Dataset rows for apps and sites:
++++++++

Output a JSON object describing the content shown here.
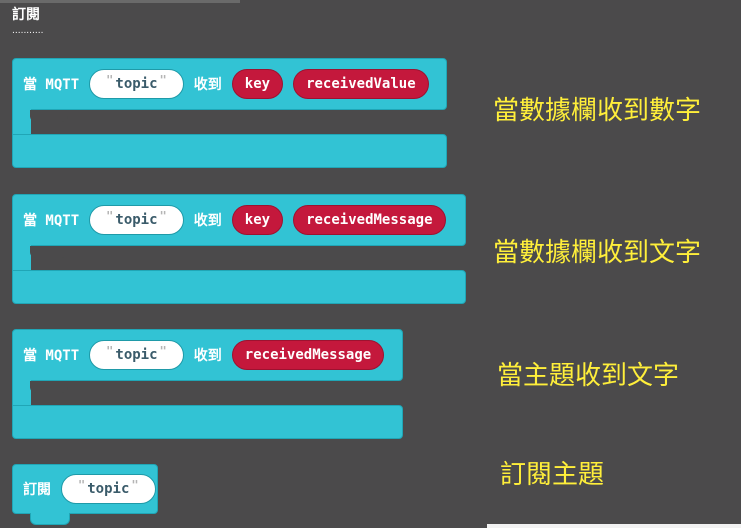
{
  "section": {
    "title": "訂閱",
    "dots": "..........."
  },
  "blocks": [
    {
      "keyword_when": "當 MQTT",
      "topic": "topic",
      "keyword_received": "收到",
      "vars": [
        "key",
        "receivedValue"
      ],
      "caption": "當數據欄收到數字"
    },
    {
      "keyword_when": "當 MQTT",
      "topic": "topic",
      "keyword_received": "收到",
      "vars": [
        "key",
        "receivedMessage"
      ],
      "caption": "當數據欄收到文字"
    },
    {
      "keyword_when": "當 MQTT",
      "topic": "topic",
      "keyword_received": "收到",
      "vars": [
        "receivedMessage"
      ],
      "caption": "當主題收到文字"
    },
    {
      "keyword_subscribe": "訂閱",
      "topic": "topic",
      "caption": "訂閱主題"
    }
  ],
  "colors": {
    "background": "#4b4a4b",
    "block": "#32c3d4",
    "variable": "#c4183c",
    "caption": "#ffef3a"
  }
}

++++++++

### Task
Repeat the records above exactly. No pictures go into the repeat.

### Task solution
Output a JSON object describing the content shown here.
{
  "section": {
    "title": "訂閱",
    "dots": "..........."
  },
  "blocks": [
    {
      "keyword_when": "當 MQTT",
      "topic": "topic",
      "keyword_received": "收到",
      "vars": [
        "key",
        "receivedValue"
      ],
      "caption": "當數據欄收到數字"
    },
    {
      "keyword_when": "當 MQTT",
      "topic": "topic",
      "keyword_received": "收到",
      "vars": [
        "key",
        "receivedMessage"
      ],
      "caption": "當數據欄收到文字"
    },
    {
      "keyword_when": "當 MQTT",
      "topic": "topic",
      "keyword_received": "收到",
      "vars": [
        "receivedMessage"
      ],
      "caption": "當主題收到文字"
    },
    {
      "keyword_subscribe": "訂閱",
      "topic": "topic",
      "caption": "訂閱主題"
    }
  ],
  "colors": {
    "background": "#4b4a4b",
    "block": "#32c3d4",
    "variable": "#c4183c",
    "caption": "#ffef3a"
  }
}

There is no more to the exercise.